■ Dataset items ■
^^^^^^^^

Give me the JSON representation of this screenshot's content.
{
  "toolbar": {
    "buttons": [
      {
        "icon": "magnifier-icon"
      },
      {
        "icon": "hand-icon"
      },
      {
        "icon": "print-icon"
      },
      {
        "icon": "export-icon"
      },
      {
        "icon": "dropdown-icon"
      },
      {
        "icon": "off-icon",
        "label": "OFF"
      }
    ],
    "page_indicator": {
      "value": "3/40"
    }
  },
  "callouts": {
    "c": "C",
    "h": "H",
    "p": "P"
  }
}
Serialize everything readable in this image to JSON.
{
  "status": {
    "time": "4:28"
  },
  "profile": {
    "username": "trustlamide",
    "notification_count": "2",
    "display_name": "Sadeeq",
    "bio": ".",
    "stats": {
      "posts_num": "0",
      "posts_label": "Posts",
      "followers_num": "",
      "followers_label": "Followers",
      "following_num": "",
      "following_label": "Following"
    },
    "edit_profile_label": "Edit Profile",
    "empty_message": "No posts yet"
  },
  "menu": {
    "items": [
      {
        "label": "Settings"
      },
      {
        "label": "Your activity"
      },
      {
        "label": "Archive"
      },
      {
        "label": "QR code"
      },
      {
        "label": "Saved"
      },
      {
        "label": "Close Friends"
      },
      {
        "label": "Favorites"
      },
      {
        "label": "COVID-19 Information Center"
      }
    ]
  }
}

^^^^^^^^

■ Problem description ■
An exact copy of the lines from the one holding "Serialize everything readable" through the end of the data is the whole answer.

■ Answer section ■
Serialize everything readable in this image to JSON.
{
  "status": {
    "time": "4:28"
  },
  "profile": {
    "username": "trustlamide",
    "notification_count": "2",
    "display_name": "Sadeeq",
    "bio": ".",
    "stats": {
      "posts_num": "0",
      "posts_label": "Posts",
      "followers_num": "",
      "followers_label": "Followers",
      "following_num": "",
      "following_label": "Following"
    },
    "edit_profile_label": "Edit Profile",
    "empty_message": "No posts yet"
  },
  "menu": {
    "items": [
      {
        "label": "Settings"
      },
      {
        "label": "Your activity"
      },
      {
        "label": "Archive"
      },
      {
        "label": "QR code"
      },
      {
        "label": "Saved"
      },
      {
        "label": "Close Friends"
      },
      {
        "label": "Favorites"
      },
      {
        "label": "COVID-19 Information Center"
      }
    ]
  }
}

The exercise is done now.